All of the entries should be written out again exactly.
-- RECORDS FOR THIS TASK follows --
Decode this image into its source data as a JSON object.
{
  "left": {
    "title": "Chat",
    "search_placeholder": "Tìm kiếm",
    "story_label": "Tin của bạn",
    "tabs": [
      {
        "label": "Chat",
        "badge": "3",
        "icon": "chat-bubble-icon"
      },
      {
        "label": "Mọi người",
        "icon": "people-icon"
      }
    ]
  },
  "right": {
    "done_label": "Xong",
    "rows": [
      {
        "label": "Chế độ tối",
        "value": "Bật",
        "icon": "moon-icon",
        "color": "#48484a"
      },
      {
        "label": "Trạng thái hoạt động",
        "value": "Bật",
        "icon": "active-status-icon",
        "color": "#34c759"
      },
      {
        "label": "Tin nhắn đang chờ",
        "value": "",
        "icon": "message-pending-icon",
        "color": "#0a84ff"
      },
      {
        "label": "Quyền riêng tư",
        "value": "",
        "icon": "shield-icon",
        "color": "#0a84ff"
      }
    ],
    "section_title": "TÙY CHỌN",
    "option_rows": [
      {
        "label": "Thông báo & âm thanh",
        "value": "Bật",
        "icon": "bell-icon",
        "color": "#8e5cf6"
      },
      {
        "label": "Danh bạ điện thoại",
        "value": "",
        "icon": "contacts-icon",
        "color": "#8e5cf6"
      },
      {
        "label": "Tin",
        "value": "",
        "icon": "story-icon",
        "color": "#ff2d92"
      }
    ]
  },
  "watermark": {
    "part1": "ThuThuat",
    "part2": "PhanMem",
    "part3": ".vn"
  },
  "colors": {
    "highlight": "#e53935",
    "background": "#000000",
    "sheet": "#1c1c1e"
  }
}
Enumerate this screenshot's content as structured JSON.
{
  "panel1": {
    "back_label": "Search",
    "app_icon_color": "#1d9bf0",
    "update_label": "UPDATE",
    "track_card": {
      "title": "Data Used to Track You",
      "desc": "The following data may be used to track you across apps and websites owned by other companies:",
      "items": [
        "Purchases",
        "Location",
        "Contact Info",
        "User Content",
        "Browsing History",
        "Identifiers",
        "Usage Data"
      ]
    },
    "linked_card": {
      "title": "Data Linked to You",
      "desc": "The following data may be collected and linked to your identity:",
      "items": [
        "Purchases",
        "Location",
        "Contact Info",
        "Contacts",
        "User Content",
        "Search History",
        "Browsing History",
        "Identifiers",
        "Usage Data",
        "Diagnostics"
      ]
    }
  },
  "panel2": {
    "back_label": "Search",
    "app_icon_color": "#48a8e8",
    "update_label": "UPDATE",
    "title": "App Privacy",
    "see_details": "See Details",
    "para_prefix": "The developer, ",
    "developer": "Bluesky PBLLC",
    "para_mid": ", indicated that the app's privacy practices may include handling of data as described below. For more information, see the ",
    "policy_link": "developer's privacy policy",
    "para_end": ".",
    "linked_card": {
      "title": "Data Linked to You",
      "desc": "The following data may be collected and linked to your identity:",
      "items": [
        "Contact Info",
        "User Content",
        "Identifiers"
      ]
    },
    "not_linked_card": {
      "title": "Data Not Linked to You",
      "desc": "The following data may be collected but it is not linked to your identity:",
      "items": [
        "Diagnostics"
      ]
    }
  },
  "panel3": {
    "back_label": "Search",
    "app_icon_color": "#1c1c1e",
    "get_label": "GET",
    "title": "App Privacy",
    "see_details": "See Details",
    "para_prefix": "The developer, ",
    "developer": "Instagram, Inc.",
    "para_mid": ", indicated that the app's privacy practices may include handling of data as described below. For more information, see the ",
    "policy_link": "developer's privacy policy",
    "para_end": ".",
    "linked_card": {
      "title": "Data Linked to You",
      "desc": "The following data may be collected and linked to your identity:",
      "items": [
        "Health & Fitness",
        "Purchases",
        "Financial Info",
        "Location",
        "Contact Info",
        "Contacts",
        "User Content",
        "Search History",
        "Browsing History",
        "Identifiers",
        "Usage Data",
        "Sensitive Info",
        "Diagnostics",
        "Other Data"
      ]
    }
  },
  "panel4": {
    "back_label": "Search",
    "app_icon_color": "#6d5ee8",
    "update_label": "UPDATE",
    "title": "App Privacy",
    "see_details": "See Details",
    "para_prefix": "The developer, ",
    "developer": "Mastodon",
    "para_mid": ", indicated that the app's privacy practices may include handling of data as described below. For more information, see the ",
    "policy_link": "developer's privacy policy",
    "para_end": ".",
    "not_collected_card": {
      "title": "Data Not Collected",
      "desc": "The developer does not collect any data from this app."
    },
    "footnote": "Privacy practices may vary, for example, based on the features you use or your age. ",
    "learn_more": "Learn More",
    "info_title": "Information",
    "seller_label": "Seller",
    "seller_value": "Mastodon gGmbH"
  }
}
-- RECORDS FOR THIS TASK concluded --
▸ SOLUTION TO THE PROBLEM
Decode this image into its source data as a JSON object.
{
  "left": {
    "title": "Chat",
    "search_placeholder": "Tìm kiếm",
    "story_label": "Tin của bạn",
    "tabs": [
      {
        "label": "Chat",
        "badge": "3",
        "icon": "chat-bubble-icon"
      },
      {
        "label": "Mọi người",
        "icon": "people-icon"
      }
    ]
  },
  "right": {
    "done_label": "Xong",
    "rows": [
      {
        "label": "Chế độ tối",
        "value": "Bật",
        "icon": "moon-icon",
        "color": "#48484a"
      },
      {
        "label": "Trạng thái hoạt động",
        "value": "Bật",
        "icon": "active-status-icon",
        "color": "#34c759"
      },
      {
        "label": "Tin nhắn đang chờ",
        "value": "",
        "icon": "message-pending-icon",
        "color": "#0a84ff"
      },
      {
        "label": "Quyền riêng tư",
        "value": "",
        "icon": "shield-icon",
        "color": "#0a84ff"
      }
    ],
    "section_title": "TÙY CHỌN",
    "option_rows": [
      {
        "label": "Thông báo & âm thanh",
        "value": "Bật",
        "icon": "bell-icon",
        "color": "#8e5cf6"
      },
      {
        "label": "Danh bạ điện thoại",
        "value": "",
        "icon": "contacts-icon",
        "color": "#8e5cf6"
      },
      {
        "label": "Tin",
        "value": "",
        "icon": "story-icon",
        "color": "#ff2d92"
      }
    ]
  },
  "watermark": {
    "part1": "ThuThuat",
    "part2": "PhanMem",
    "part3": ".vn"
  },
  "colors": {
    "highlight": "#e53935",
    "background": "#000000",
    "sheet": "#1c1c1e"
  }
}
Enumerate this screenshot's content as structured JSON.
{
  "panel1": {
    "back_label": "Search",
    "app_icon_color": "#1d9bf0",
    "update_label": "UPDATE",
    "track_card": {
      "title": "Data Used to Track You",
      "desc": "The following data may be used to track you across apps and websites owned by other companies:",
      "items": [
        "Purchases",
        "Location",
        "Contact Info",
        "User Content",
        "Browsing History",
        "Identifiers",
        "Usage Data"
      ]
    },
    "linked_card": {
      "title": "Data Linked to You",
      "desc": "The following data may be collected and linked to your identity:",
      "items": [
        "Purchases",
        "Location",
        "Contact Info",
        "Contacts",
        "User Content",
        "Search History",
        "Browsing History",
        "Identifiers",
        "Usage Data",
        "Diagnostics"
      ]
    }
  },
  "panel2": {
    "back_label": "Search",
    "app_icon_color": "#48a8e8",
    "update_label": "UPDATE",
    "title": "App Privacy",
    "see_details": "See Details",
    "para_prefix": "The developer, ",
    "developer": "Bluesky PBLLC",
    "para_mid": ", indicated that the app's privacy practices may include handling of data as described below. For more information, see the ",
    "policy_link": "developer's privacy policy",
    "para_end": ".",
    "linked_card": {
      "title": "Data Linked to You",
      "desc": "The following data may be collected and linked to your identity:",
      "items": [
        "Contact Info",
        "User Content",
        "Identifiers"
      ]
    },
    "not_linked_card": {
      "title": "Data Not Linked to You",
      "desc": "The following data may be collected but it is not linked to your identity:",
      "items": [
        "Diagnostics"
      ]
    }
  },
  "panel3": {
    "back_label": "Search",
    "app_icon_color": "#1c1c1e",
    "get_label": "GET",
    "title": "App Privacy",
    "see_details": "See Details",
    "para_prefix": "The developer, ",
    "developer": "Instagram, Inc.",
    "para_mid": ", indicated that the app's privacy practices may include handling of data as described below. For more information, see the ",
    "policy_link": "developer's privacy policy",
    "para_end": ".",
    "linked_card": {
      "title": "Data Linked to You",
      "desc": "The following data may be collected and linked to your identity:",
      "items": [
        "Health & Fitness",
        "Purchases",
        "Financial Info",
        "Location",
        "Contact Info",
        "Contacts",
        "User Content",
        "Search History",
        "Browsing History",
        "Identifiers",
        "Usage Data",
        "Sensitive Info",
        "Diagnostics",
        "Other Data"
      ]
    }
  },
  "panel4": {
    "back_label": "Search",
    "app_icon_color": "#6d5ee8",
    "update_label": "UPDATE",
    "title": "App Privacy",
    "see_details": "See Details",
    "para_prefix": "The developer, ",
    "developer": "Mastodon",
    "para_mid": ", indicated that the app's privacy practices may include handling of data as described below. For more information, see the ",
    "policy_link": "developer's privacy policy",
    "para_end": ".",
    "not_collected_card": {
      "title": "Data Not Collected",
      "desc": "The developer does not collect any data from this app."
    },
    "footnote": "Privacy practices may vary, for example, based on the features you use or your age. ",
    "learn_more": "Learn More",
    "info_title": "Information",
    "seller_label": "Seller",
    "seller_value": "Mastodon gGmbH"
  }
}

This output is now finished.